%%
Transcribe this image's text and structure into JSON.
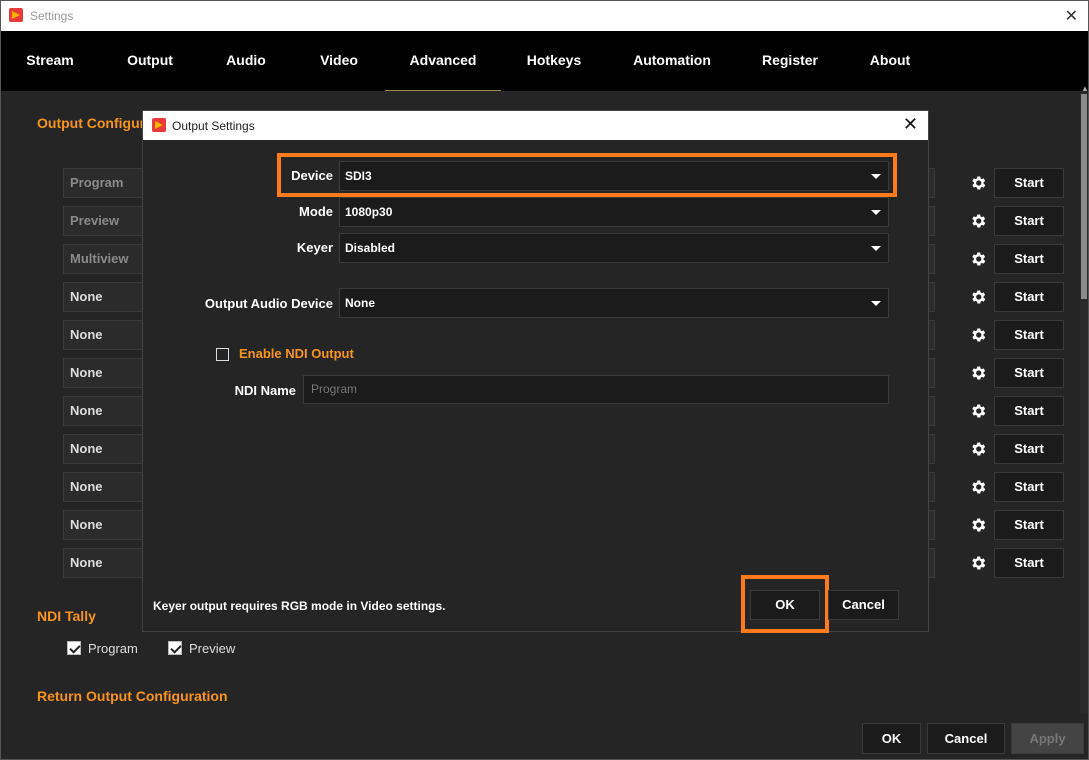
{
  "window": {
    "title": "Settings"
  },
  "tabs": [
    {
      "label": "Stream"
    },
    {
      "label": "Output"
    },
    {
      "label": "Audio"
    },
    {
      "label": "Video"
    },
    {
      "label": "Advanced"
    },
    {
      "label": "Hotkeys"
    },
    {
      "label": "Automation"
    },
    {
      "label": "Register"
    },
    {
      "label": "About"
    }
  ],
  "active_tab": "Advanced",
  "output_config": {
    "title": "Output Configura",
    "rows": [
      {
        "source": "Program",
        "start": "Start"
      },
      {
        "source": "Preview",
        "start": "Start"
      },
      {
        "source": "Multiview",
        "start": "Start"
      },
      {
        "source": "None",
        "start": "Start"
      },
      {
        "source": "None",
        "start": "Start"
      },
      {
        "source": "None",
        "start": "Start"
      },
      {
        "source": "None",
        "start": "Start"
      },
      {
        "source": "None",
        "start": "Start"
      },
      {
        "source": "None",
        "start": "Start"
      },
      {
        "source": "None",
        "start": "Start"
      },
      {
        "source": "None",
        "start": "Start"
      }
    ]
  },
  "ndi_tally": {
    "title": "NDI Tally",
    "program": "Program",
    "preview": "Preview",
    "program_checked": true,
    "preview_checked": true
  },
  "return_output": {
    "title": "Return Output Configuration"
  },
  "footer": {
    "ok": "OK",
    "cancel": "Cancel",
    "apply": "Apply"
  },
  "dialog": {
    "title": "Output Settings",
    "device_label": "Device",
    "device_value": "SDI3",
    "mode_label": "Mode",
    "mode_value": "1080p30",
    "keyer_label": "Keyer",
    "keyer_value": "Disabled",
    "audio_label": "Output Audio Device",
    "audio_value": "None",
    "ndi_enable_label": "Enable NDI Output",
    "ndi_enabled": false,
    "ndi_name_label": "NDI Name",
    "ndi_name_placeholder": "Program",
    "note": "Keyer output requires RGB mode in Video settings.",
    "ok": "OK",
    "cancel": "Cancel"
  },
  "colors": {
    "accent": "#f7941d",
    "highlight": "#ff7a1a",
    "background": "#252525"
  }
}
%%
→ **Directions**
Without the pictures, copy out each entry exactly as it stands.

→ **Response to the exercise**
Transcribe this image's text and structure into JSON.
{
  "window": {
    "title": "Settings"
  },
  "tabs": [
    {
      "label": "Stream"
    },
    {
      "label": "Output"
    },
    {
      "label": "Audio"
    },
    {
      "label": "Video"
    },
    {
      "label": "Advanced"
    },
    {
      "label": "Hotkeys"
    },
    {
      "label": "Automation"
    },
    {
      "label": "Register"
    },
    {
      "label": "About"
    }
  ],
  "active_tab": "Advanced",
  "output_config": {
    "title": "Output Configura",
    "rows": [
      {
        "source": "Program",
        "start": "Start"
      },
      {
        "source": "Preview",
        "start": "Start"
      },
      {
        "source": "Multiview",
        "start": "Start"
      },
      {
        "source": "None",
        "start": "Start"
      },
      {
        "source": "None",
        "start": "Start"
      },
      {
        "source": "None",
        "start": "Start"
      },
      {
        "source": "None",
        "start": "Start"
      },
      {
        "source": "None",
        "start": "Start"
      },
      {
        "source": "None",
        "start": "Start"
      },
      {
        "source": "None",
        "start": "Start"
      },
      {
        "source": "None",
        "start": "Start"
      }
    ]
  },
  "ndi_tally": {
    "title": "NDI Tally",
    "program": "Program",
    "preview": "Preview",
    "program_checked": true,
    "preview_checked": true
  },
  "return_output": {
    "title": "Return Output Configuration"
  },
  "footer": {
    "ok": "OK",
    "cancel": "Cancel",
    "apply": "Apply"
  },
  "dialog": {
    "title": "Output Settings",
    "device_label": "Device",
    "device_value": "SDI3",
    "mode_label": "Mode",
    "mode_value": "1080p30",
    "keyer_label": "Keyer",
    "keyer_value": "Disabled",
    "audio_label": "Output Audio Device",
    "audio_value": "None",
    "ndi_enable_label": "Enable NDI Output",
    "ndi_enabled": false,
    "ndi_name_label": "NDI Name",
    "ndi_name_placeholder": "Program",
    "note": "Keyer output requires RGB mode in Video settings.",
    "ok": "OK",
    "cancel": "Cancel"
  },
  "colors": {
    "accent": "#f7941d",
    "highlight": "#ff7a1a",
    "background": "#252525"
  }
}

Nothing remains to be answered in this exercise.